A bezoar refers to a collection of partially digested material that collects in the stomach. Bezoars occur in both humans and animals. Sometimes the material is not digested at all and tightly packages itself in the digestive tract. This causes a blockage in the stomach or intestines.
Many bezoars are asymptomatic, but some cause symptoms and require medical treatment.
Types of Bezoars
Bezoars fall into various categories depending on their composition:
- Lactobezoars come from milk protein and mucus. They can occur in milk-fed infants.
- Foreign body bezoars form from parasitic worms, plastic, paper, and polystyrene foam cups.
- Phytobezoars comprise indigestible food fibers like cellulose. These types of fibers are common in fruits and vegetables. Examples are pumpkin, celery, prunes, beets, leeks, raisins, and sunflower seed shells. This is the most common type of bezoar.
- Trichobezoars comprise hair-like fibers that look like clothing fibers. In extreme cases, the compacted fibers fill the stomach and form a tail that extends to the intestines. The condition is known as Rapunzel's syndrome and mostly affects adolescent girls. It may also affect you if you have developmental disabilities or psychiatric illness.
- Pharmacobezoars are another type that forms from medications that don't properly dissolve in the digestive tract. Most of these medications contain aluminum hydroxide gel and sucralfate.
- Diospyrobezoars form from persimmon fruit.
Causes and Risk Factors of Bezoars
The biggest factor in the formation of bezoars is the buildup of material in the digestive tract. Most of these materials are not digestible by the stomach. Bezoars can form in your digestive system at any age. You are especially at risk if you have:

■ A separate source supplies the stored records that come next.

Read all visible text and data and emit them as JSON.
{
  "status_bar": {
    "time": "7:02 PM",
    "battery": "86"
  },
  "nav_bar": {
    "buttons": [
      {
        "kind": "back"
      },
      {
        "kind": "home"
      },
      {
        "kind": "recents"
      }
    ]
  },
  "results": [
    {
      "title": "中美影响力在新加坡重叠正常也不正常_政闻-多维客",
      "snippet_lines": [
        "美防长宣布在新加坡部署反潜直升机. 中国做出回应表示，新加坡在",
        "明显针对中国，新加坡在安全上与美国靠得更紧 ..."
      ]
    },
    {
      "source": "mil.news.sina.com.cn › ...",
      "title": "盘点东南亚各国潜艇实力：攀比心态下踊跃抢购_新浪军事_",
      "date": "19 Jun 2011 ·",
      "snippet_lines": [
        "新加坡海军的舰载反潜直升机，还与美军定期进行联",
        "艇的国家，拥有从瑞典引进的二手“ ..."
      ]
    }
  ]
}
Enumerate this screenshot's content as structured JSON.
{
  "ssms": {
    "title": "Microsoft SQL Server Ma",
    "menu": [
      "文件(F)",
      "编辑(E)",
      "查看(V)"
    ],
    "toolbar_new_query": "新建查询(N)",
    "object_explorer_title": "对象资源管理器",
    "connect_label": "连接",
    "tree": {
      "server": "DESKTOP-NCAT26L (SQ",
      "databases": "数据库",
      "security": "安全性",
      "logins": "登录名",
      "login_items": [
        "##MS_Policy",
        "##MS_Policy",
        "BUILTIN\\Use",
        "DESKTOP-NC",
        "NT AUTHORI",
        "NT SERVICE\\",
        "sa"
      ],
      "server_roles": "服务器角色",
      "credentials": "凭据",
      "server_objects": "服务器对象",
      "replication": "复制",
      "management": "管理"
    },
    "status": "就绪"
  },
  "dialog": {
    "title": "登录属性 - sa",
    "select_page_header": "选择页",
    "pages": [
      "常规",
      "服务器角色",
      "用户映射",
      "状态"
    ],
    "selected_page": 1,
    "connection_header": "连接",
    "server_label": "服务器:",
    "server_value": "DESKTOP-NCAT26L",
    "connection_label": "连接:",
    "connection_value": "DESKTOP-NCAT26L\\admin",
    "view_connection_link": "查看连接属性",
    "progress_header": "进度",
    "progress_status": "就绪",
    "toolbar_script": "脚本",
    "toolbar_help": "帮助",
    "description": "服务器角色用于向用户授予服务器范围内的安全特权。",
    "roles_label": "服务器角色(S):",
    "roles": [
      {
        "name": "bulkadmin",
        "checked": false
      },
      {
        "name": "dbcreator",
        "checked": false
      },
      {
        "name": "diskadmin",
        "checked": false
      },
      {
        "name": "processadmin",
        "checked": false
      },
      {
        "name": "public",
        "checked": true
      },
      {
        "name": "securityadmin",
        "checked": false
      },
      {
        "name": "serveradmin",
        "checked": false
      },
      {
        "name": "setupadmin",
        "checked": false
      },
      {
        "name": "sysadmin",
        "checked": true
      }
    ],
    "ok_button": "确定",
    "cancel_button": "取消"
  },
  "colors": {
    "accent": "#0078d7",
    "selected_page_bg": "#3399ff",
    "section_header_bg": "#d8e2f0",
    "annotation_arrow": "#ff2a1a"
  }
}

- Behavior disorders
- Altered gastrointestinal anatomy
- Diabetes or end-stage kidney disease
- Respiratory problems and breathe through mechanical ventilation
- Abnormal gastric emptying
- Reduced stomach acid or stomach size
- The habit of taking excessive amounts of fibers
- Problems in chewing food because of poorly fitted dentures or lack of teeth
- A condition that makes you take certain drugs that slow the process of contraction in the stomach
If you don't have any of these risk factors, it's unlikely that you'll develop a bezoar. However, if you are at risk, reduce your intake of indigestible cellulose to lower your chances of developing one.
Symptoms and Complications of Bezoars
Most bezoar types show no signs or symptoms because they don’t completely block the gastrointestinal tract. In cases where symptoms appear, they include:
- Lack of appetite
- Feeling full after eating a small food portion
- Abdominal pain
- Weight loss
Bezoars can affect the lining of the digestive tract and make it bleed. Sometimes, you may see this blood in your stool. When they partially obstruct the stomach or intestines, bezoars cause cramping and vomiting.
In other cases, bezoars cause one segment of the intestines to slide into another. This can cause blockage, and if left untreated, it may cause part of the intestinal tissue to die. This condition is called intussusception.
In rare situations, bezoars can cause a perforation in the digestive tract. This tear allows food, intestinal contents, including stool, or digestive juices, to leak into the abdomen. This calls for a medical emergency as the condition can lead to inflammation of the abdominal cavity. It presents itself as severe pain in the abdominal cavity, which can radiate to the shoulder. It also increases your heart rate, causes sweating, and makes you very ill.
Diagnosis of Bezoars
Your doctor can diagnose bezoars with these tests:
- Endoscopy: This procedure uses specialized medical tools to view the internal organs and vessels. Doctors can detect bezoars as a mass lesion on imaging studies.
- Abdominal ultrasound: Sound waves capture the internal images and video of your body. They’ll help your doctor see the structure and composition of your abdominal cavity. The method is safe and painless.
- CT scan: Also known as a computed tomography scan or CAT scan, a CT is a form of a specialized X-ray. It shows cross-sectional images of the area of interest in the body.
- X-rays: These abdominal films help the doctor identify potential problems in the stomach, abdominal cavity, or intestines.
In most cases, bezoars will appear as a single mass. In other cases, they will be made up of multiple masses and could be colored green, brown, yellow, or black. The doctor may remove a small piece during an endoscopy to look for plant or hair material.
Treatment of Bezoars
The treatment procedure your doctor uses for bezoars depends on the severity of the condition. If your symptoms are mild, the doctor may recommend some medications to dissolve the bezoar. This will break it up and cause it to pass through your body naturally.
The other alternative is to remove them during an endoscopy during diagnosis. Forceps, lasers, or jet sprays are other methods that may come in handy to remove bezoars. In severe cases, surgery will be necessary to remove the formations.